Design: Following a baseline day to evaluate subject characteristics, subjects will be randomly assigned to receive 5 days of active or sham spTMS session. spTMS at strength 120 percent of the motor threshold will be applied to the prefrontal cortex (PFC) using a figure-eight coil. Magnetic pulses will be triggered by cigarette-related pictorial cues and delivered at varying intervals prior to presentation of a cigarette-related picture. TMS pulses will not be delivered during emotionally salient images unrelated to nicotine or emotionally neutral images. Brain site localization will use a computerized navigation system based on functional and structural MRI scans obtained before the first session. Each session (lasting around 20 minutes) will consist of 108 trials (cue presentations): 72 with nicotine-associated cues and 18 each with non-drug-associated positive or neutral cues. Subjects return for follow-up fMRI and behavioral assessments one and two weeks after the final TMS session.
Outcome measures: The primary outcome measure will be nicotine craving assessed with the Tobacco Craving Questionnaire and visual analog scales before and after every TMS session and at one- and two-week follow-up. Secondary outcome measures will include cigarette smoking over the test period and at follow-up assessed by self-report, salivary cotinine levels, and expired breath CO levels. A follow-up fMRI will evaluate changes in regional brain activity associated with changes in craving and TMS treatments.
Benefits: Participants will not directly benefit from this study. This study may contribute to better scientific understanding of nicotine addiction and development of better treatment methods.
Risks: The primary risks from TMS are transient headache, scalp discomfort, and hearing loss (minimized by wearing ear plugs). Seizures are very rare when spTMS is administered within accepted safety guidelines and individuals at increased risk of seizures are excluded. By excluding individuals with a history of non-drug-induced mania/ hypomania we minimize the risk of inducing a manic episode.
|Study Type :||Interventional (Clinical Trial)|
|Actual Enrollment :||75 participants|
|Intervention Model:||Parallel Assignment|
|Official Title:||Pilot Study of Transcranial Magnetic Stimulation (TMS) in Nicotine Addiction|
|Study Start Date :||July 13, 2009|
|Actual Primary Completion Date :||August 28, 2013|
|Actual Study Completion Date :||August 28, 2013|
Active Comparator: Group A
Device: Transcranial Magnetic Stimulation
daily sessions for 5 days
Sham Comparator: Group B
Device: Transcranial Magnetic Stimulation
daily sessions for 5 days
- Nicotine craving by Tobacco Craving Questionnaire and visual-analogue scales. [ Time Frame: 2 weeks ]
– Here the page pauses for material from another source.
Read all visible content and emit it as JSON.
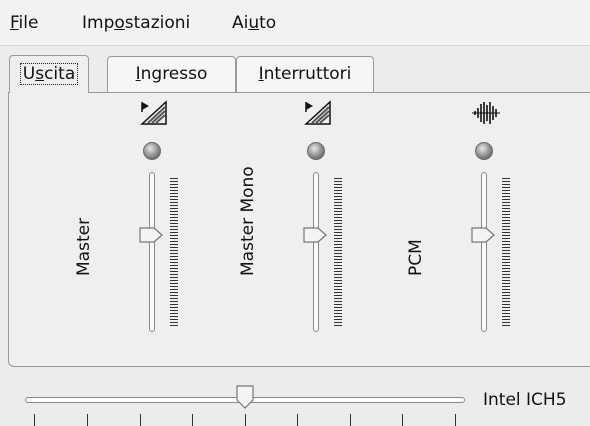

- Cigarette use by self-report, salivary cotinine level, and expired breath CO levels. [ Time Frame: 2 weeks ]
To learn more about this study, you or your doctor may contact the study research staff using the contact information provided by the sponsor.
Please refer to this study by its ClinicalTrials.gov identifier (NCT number): NCT01031693
|United States, Maryland|
|National Institute on Drug Abuse|
|Baltimore, Maryland, United States, 21224|
|Maryland Psychiatric Research Center (MPRC) 55 Wade Avenue|
|Catonsville, Maryland, United States, 21228|
|Principal Investigator:||David A Gorelick, M.D.||National Institute on Drug Abuse (NIDA)|